Conference brings ‘voiceless’ victims of torture out of the shadows
A husband and wife from Cuidad Juarez, Mexico, who alleged they were kidnapped and threatened by Mexican police, address the audience at the Voice of the Voiceless Forum in El Paso, Texas, April 27. CNS photo/Joseph Kolb
The haunting image of the husband and wife, their heads and faces draped with black cloth, describing torture at the hands of the Mexican police in their native Ciudad Juarez, demonstrated the continued seriousness of the human rights crisis in Mexico and Latin America.
That crisis was the theme of the Voice of the Voiceless Immigration Forum sponsored by Annunciation House in El Paso April 27-28.

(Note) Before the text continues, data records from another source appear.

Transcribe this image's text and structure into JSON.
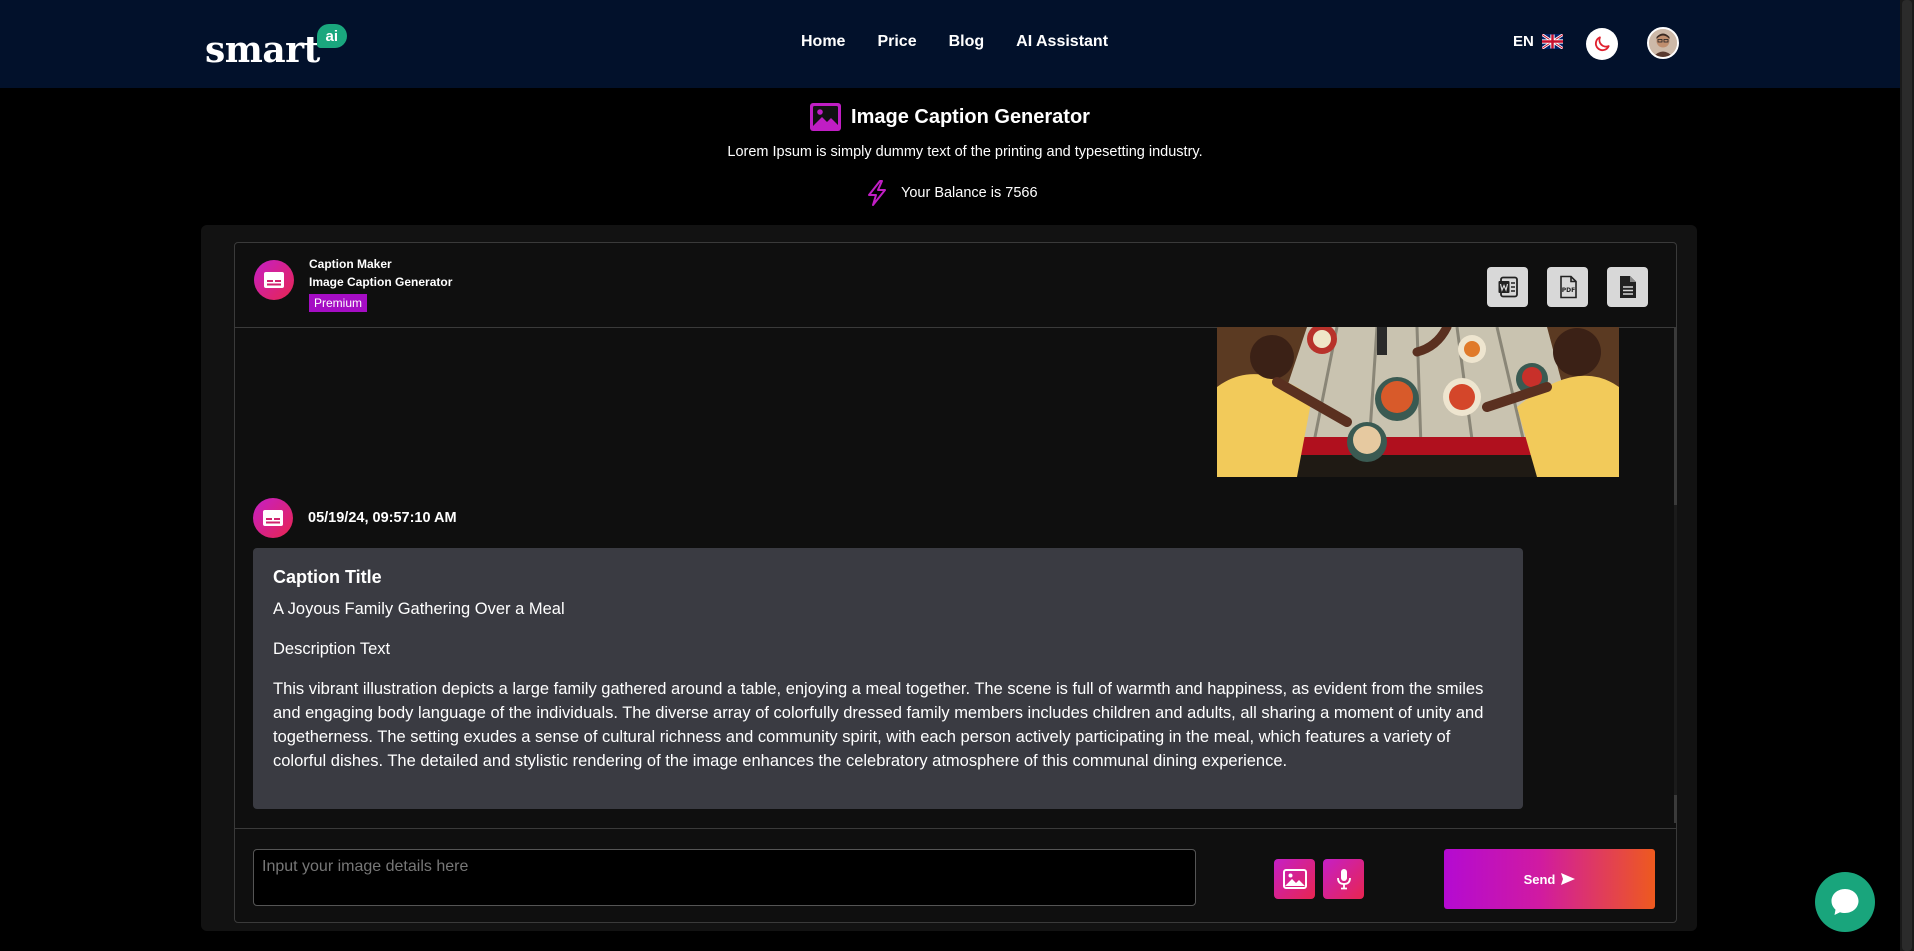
{
  "header": {
    "logo_text": "smart",
    "logo_badge": "ai",
    "nav": [
      "Home",
      "Price",
      "Blog",
      "AI Assistant"
    ],
    "language": "EN"
  },
  "page": {
    "title": "Image Caption Generator",
    "subtitle": "Lorem Ipsum is simply dummy text of the printing and typesetting industry.",
    "balance": "Your Balance is 7566"
  },
  "panel": {
    "bot_name": "Caption Maker",
    "bot_subtitle": "Image Caption Generator",
    "badge": "Premium"
  },
  "message": {
    "timestamp": "05/19/24, 09:57:10 AM",
    "caption_heading": "Caption Title",
    "caption_title": "A Joyous Family Gathering Over a Meal",
    "description_heading": "Description Text",
    "description": "This vibrant illustration depicts a large family gathered around a table, enjoying a meal together. The scene is full of warmth and happiness, as evident from the smiles and engaging body language of the individuals. The diverse array of colorfully dressed family members includes children and adults, all sharing a moment of unity and togetherness. The setting exudes a sense of cultural richness and community spirit, with each person actively participating in the meal, which features a variety of colorful dishes. The detailed and stylistic rendering of the image enhances the celebratory atmosphere of this communal dining experience."
  },
  "composer": {
    "placeholder": "Input your image details here",
    "send_label": "Send"
  },
  "colors": {
    "header_bg": "#02112b",
    "accent_gradient_start": "#c51fc7",
    "accent_gradient_end": "#ee5a1e",
    "premium": "#a50dc4",
    "chat_fab": "#19a57c"
  },
  "icons": [
    "image-icon",
    "bolt-icon",
    "caption-icon",
    "word-export-icon",
    "pdf-export-icon",
    "document-icon",
    "microphone-icon",
    "send-icon",
    "moon-icon",
    "chat-icon"
  ]
}
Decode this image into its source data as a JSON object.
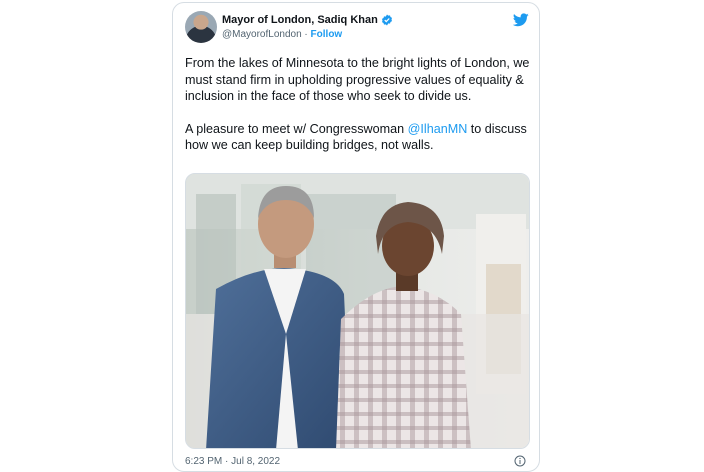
{
  "tweet": {
    "author": {
      "display_name": "Mayor of London, Sadiq Khan",
      "handle": "@MayorofLondon",
      "separator": " · ",
      "follow_label": "Follow",
      "verified": true
    },
    "text": {
      "paragraph1": "From the lakes of Minnesota to the bright lights of London, we must stand firm in upholding progressive values of equality & inclusion in the face of those who seek to divide us.",
      "paragraph2_before": "A pleasure to meet w/ Congresswoman ",
      "mention": "@IlhanMN",
      "paragraph2_after": " to discuss how we can keep building bridges, not walls."
    },
    "timestamp": "6:23 PM · Jul 8, 2022",
    "icons": {
      "logo": "twitter-bird-icon",
      "verified": "verified-badge-icon",
      "info": "info-icon"
    },
    "colors": {
      "accent": "#1d9bf0",
      "text": "#0f1419",
      "secondary": "#536471"
    }
  }
}
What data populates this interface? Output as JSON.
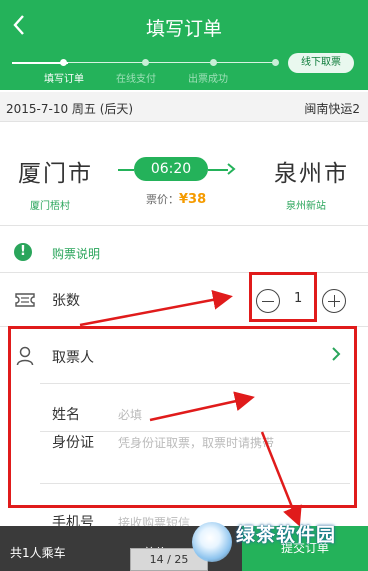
{
  "header": {
    "back_icon": "chevron-left-icon",
    "title": "填写订单"
  },
  "steps": {
    "items": [
      {
        "label": "填写订单",
        "active": true
      },
      {
        "label": "在线支付",
        "active": false
      },
      {
        "label": "出票成功",
        "active": false
      }
    ],
    "offline_button": "线下取票"
  },
  "trip": {
    "date": "2015-7-10 周五 (后天)",
    "company": "闽南快运2",
    "from_city": "厦门市",
    "from_station": "厦门梧村",
    "to_city": "泉州市",
    "to_station": "泉州新站",
    "time": "06:20",
    "fare_label": "票价：",
    "fare_value": "¥38"
  },
  "notice": {
    "icon": "exclamation-icon",
    "text": "购票说明"
  },
  "tickets": {
    "icon": "ticket-icon",
    "label": "张数",
    "quantity": "1"
  },
  "pickup": {
    "icon": "person-icon",
    "label": "取票人",
    "chevron": "chevron-right-icon"
  },
  "form": {
    "name_label": "姓名",
    "name_placeholder": "必填",
    "id_label": "身份证",
    "id_placeholder": "凭身份证取票，取票时请携带",
    "phone_label": "手机号",
    "phone_placeholder": "接收购票短信"
  },
  "bottom": {
    "passengers": "共1人乘车",
    "total_label": "总价：",
    "submit_label": "提交订单",
    "pager": "14 / 25",
    "watermark": "绿茶软件园"
  },
  "colors": {
    "brand_green": "#24b25a",
    "annotation_red": "#e01b1b",
    "price_orange": "#f59b00"
  }
}
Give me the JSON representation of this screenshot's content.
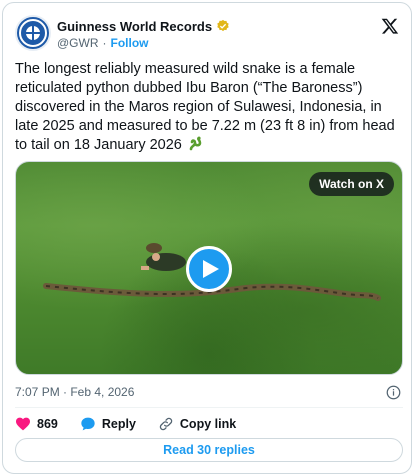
{
  "account": {
    "display_name": "Guinness World Records",
    "handle": "@GWR",
    "separator": "·",
    "follow_label": "Follow"
  },
  "tweet": {
    "text": "The longest reliably measured wild snake is a female reticulated python dubbed Ibu Baron (“The Baroness”) discovered in the Maros region of Sulawesi, Indonesia, in late 2025 and measured to be 7.22 m (23 ft 8 in) from head to tail on 18 January 2026",
    "emoji": "snake-emoji"
  },
  "media": {
    "watch_label": "Watch on X"
  },
  "timestamp": "7:07 PM · Feb 4, 2026",
  "actions": {
    "likes": "869",
    "reply_label": "Reply",
    "copy_label": "Copy link"
  },
  "read_replies_label": "Read 30 replies",
  "colors": {
    "accent": "#1d9bf0",
    "like": "#f91880",
    "verified": "#e2b719",
    "text": "#0f1419",
    "muted": "#536471"
  }
}
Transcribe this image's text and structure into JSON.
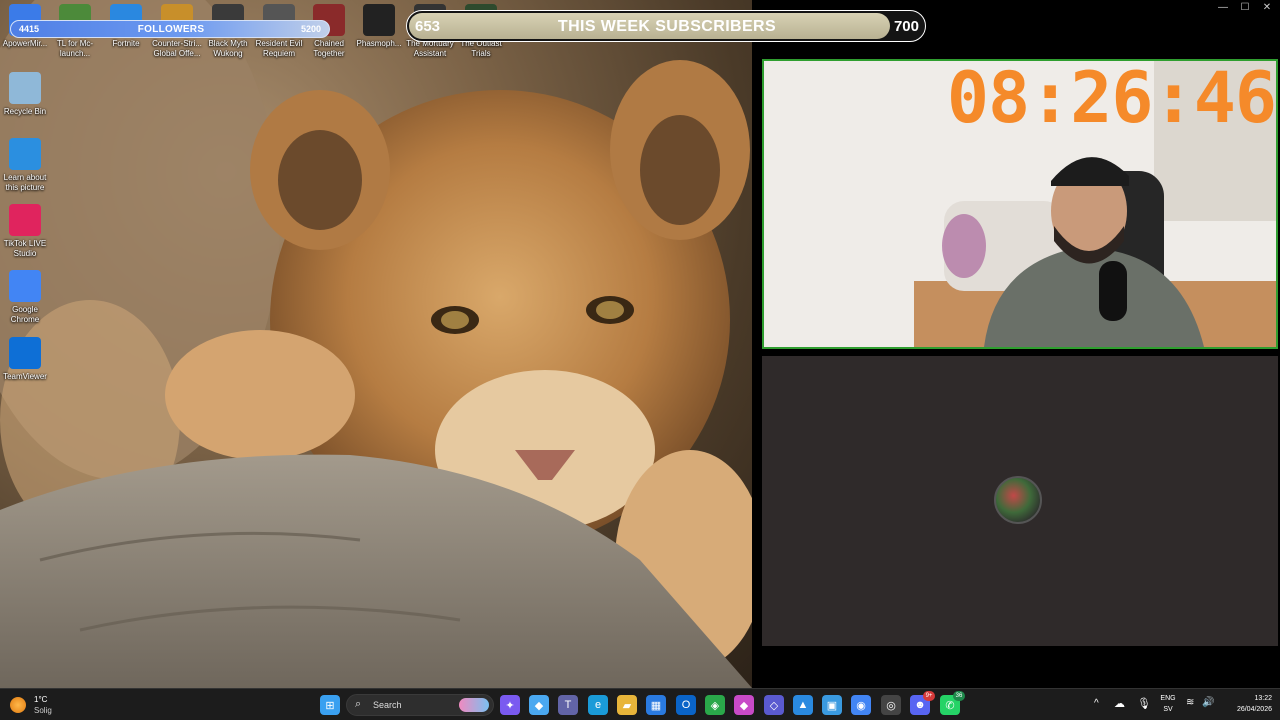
{
  "desktop": {
    "top_icons": [
      {
        "label": "ApowerMir...",
        "icon": "apowermirror-icon",
        "color": "#3b7be8"
      },
      {
        "label": "TL for Mc-launch...",
        "icon": "minecraft-launcher-icon",
        "color": "#4c8a3a"
      },
      {
        "label": "Fortnite",
        "icon": "fortnite-icon",
        "color": "#2a88e0"
      },
      {
        "label": "Counter-Stri... Global Offe...",
        "icon": "counter-strike-icon",
        "color": "#c88f2a"
      },
      {
        "label": "Black Myth Wukong",
        "icon": "black-myth-wukong-icon",
        "color": "#3a3a3a"
      },
      {
        "label": "Resident Evil Requiem",
        "icon": "resident-evil-icon",
        "color": "#555"
      },
      {
        "label": "Chained Together",
        "icon": "chained-together-icon",
        "color": "#8a2a2a"
      },
      {
        "label": "Phasmoph...",
        "icon": "phasmophobia-icon",
        "color": "#222"
      },
      {
        "label": "The Mortuary Assistant",
        "icon": "mortuary-assistant-icon",
        "color": "#333"
      },
      {
        "label": "The Outlast Trials",
        "icon": "outlast-trials-icon",
        "color": "#2d4a2d"
      }
    ],
    "side_icons": [
      {
        "label": "Recycle Bin",
        "icon": "recycle-bin-icon",
        "color": "#8fb8d8"
      },
      {
        "label": "Learn about this picture",
        "icon": "learn-about-picture-icon",
        "color": "#2b8fe0"
      },
      {
        "label": "TikTok LIVE Studio",
        "icon": "tiktok-live-studio-icon",
        "color": "#e0245e"
      },
      {
        "label": "Google Chrome",
        "icon": "chrome-icon",
        "color": "#4285f4"
      },
      {
        "label": "TeamViewer",
        "icon": "teamviewer-icon",
        "color": "#0e6fd6"
      }
    ]
  },
  "followers_bar": {
    "current": "4415",
    "label": "FOLLOWERS",
    "goal": "5200",
    "progress": 0.849
  },
  "subscribers_bar": {
    "current": "653",
    "label": "THIS WEEK SUBSCRIBERS",
    "goal": "700",
    "progress": 0.933
  },
  "window_controls": {
    "minimize": "—",
    "maximize": "☐",
    "close": "✕"
  },
  "webcam": {
    "timer": "08:26:46",
    "timer_color": "#f58a2a",
    "border_color": "#2f9e2f"
  },
  "taskbar": {
    "weather": {
      "temp": "1°C",
      "condition": "Solig"
    },
    "search_label": "Search",
    "apps": [
      {
        "name": "start-button",
        "glyph": "⊞",
        "color": "#3aa0f0"
      },
      {
        "name": "copilot-app",
        "glyph": "✦",
        "color": "#7a5af0"
      },
      {
        "name": "file-app",
        "glyph": "▤",
        "color": "#777"
      },
      {
        "name": "copilot-icon",
        "glyph": "◆",
        "color": "#4aa8f0"
      },
      {
        "name": "teams-icon",
        "glyph": "T",
        "color": "#6264a7"
      },
      {
        "name": "edge-icon",
        "glyph": "e",
        "color": "#1a9bd8"
      },
      {
        "name": "file-explorer-icon",
        "glyph": "▰",
        "color": "#e8b53a"
      },
      {
        "name": "store-icon",
        "glyph": "▦",
        "color": "#2a7ae0"
      },
      {
        "name": "outlook-icon",
        "glyph": "O",
        "color": "#0a64c8"
      },
      {
        "name": "vpn-icon",
        "glyph": "◈",
        "color": "#2aa84a"
      },
      {
        "name": "mixed-app-icon",
        "glyph": "◆",
        "color": "#c84ac8"
      },
      {
        "name": "dev-app-icon",
        "glyph": "◇",
        "color": "#5a5ad0"
      },
      {
        "name": "photos-icon",
        "glyph": "▲",
        "color": "#2a8ae0"
      },
      {
        "name": "screen-app-icon",
        "glyph": "▣",
        "color": "#3a9ae0"
      },
      {
        "name": "chrome-taskbar-icon",
        "glyph": "◉",
        "color": "#4285f4"
      },
      {
        "name": "obs-icon",
        "glyph": "◎",
        "color": "#444"
      },
      {
        "name": "discord-icon",
        "glyph": "☻",
        "color": "#5865f2",
        "badge": "9+"
      },
      {
        "name": "whatsapp-icon",
        "glyph": "✆",
        "color": "#25d366",
        "badge": "36"
      }
    ],
    "tray": {
      "lang": "ENG",
      "region": "SV",
      "time": "13:22",
      "date": "26/04/2026"
    }
  }
}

After his vehicle was carjacked by police, the husband courageously attempted to report the incident to officials. This was met with three days of torture at the hands of the suspect officers. He was handcuffed to a post and repeatedly beaten in the chest. This was followed by needles inserted through his nipples.
“They told me they had all the power in the world to do what they were doing,” said the husband. “They threatened to kill me, my wife and son if I didn’t remove the charges.”
His wife was forced to collect a ransom she could not fully obtain. Fearing her husband would be killed, she gave the police what she was able to collect and hoped they would accept it for her husband’s release.
The man was dumped in a vacant lot beside his wife, who was also abducted.
They immediately sought asylum in the United States and currently live at Annunciation House, an immigrant shelter in El Paso.
“We were told the next time would not be a warning and we would be killed,” the husband said.
The couple left everything, their families and belongings and fled to El Paso seeking asylum protection. They quickly discovered they would not be welcomed unconditionally by U.S. immigration officials, despite their plight.
“We came to the United States for asylum and they treat us like criminals,” said the wife, describing the arduous and dehumanizing asylum process. The couple does have legal representation but the success rate is low for Mexicans seeking asylum.
Ruben Garcia, director of Annunciation House and recipient of the 2012 Pax Christi Teacher of Peace award, continues his advocacy for immigrants such as this husband and wife, and hopes that word of what is occurring south of the border reaches a broader population through forums like this one.
“This is an out-of-sight, out-of-mind problem in the U.S. and the issue in Mexico is in a corrupted institutional quagmire,” Garcia said. “This has been going on for 20 to 30 years and we have a tendency to ignore what we don’t see.”
Garcia said the inequity in news coverage of Mexico and the Middle East contributes to the problem. He said because of the higher level of financial investment in the Middle East there is a greater need to demonstrate the instability in the region to justify the “wasting of more U.S. tax dollars.”
And in the meantime, the crisis in Mexico continues to be ignored. Garcia hoped to further highlight the crisis by projecting the names of 10,000 murder victims from Ciudad Juarez alone since 2008 on the side of their 100-year-old downtown El Paso brick building.
Father Bill Morton, a Columban priest expelled from Mexico because of his advocacy work, said the blood these people spilled sanctified the ground where they fell, compelling Catholics to recognize the crisis.
“Their blood stains are now holy ground and we will not let them be victimized again by forgetting them,” Father Morton said.
Also speaking at the forum was Mexican poet and author Javier Sicilia, whose son was murdered in 2011. He has since dedicated his life to pleading for an end to the drug war which has claimed more than 50,000 lives in Mexico since 2006.
Sicilia made frequent references to St. Paul and the importance of hope.
“We need to hope; if there is no hope the darkness will never end,” Sicilia said. “We live in evil; Mexico lives in evilness.”
He said parents like himself will never get their children back but through increasing awareness hope can spread.
“We need to recognize the dignity of human life and turn our pain into love so we can hope for the miracle of peace and justice,” he said.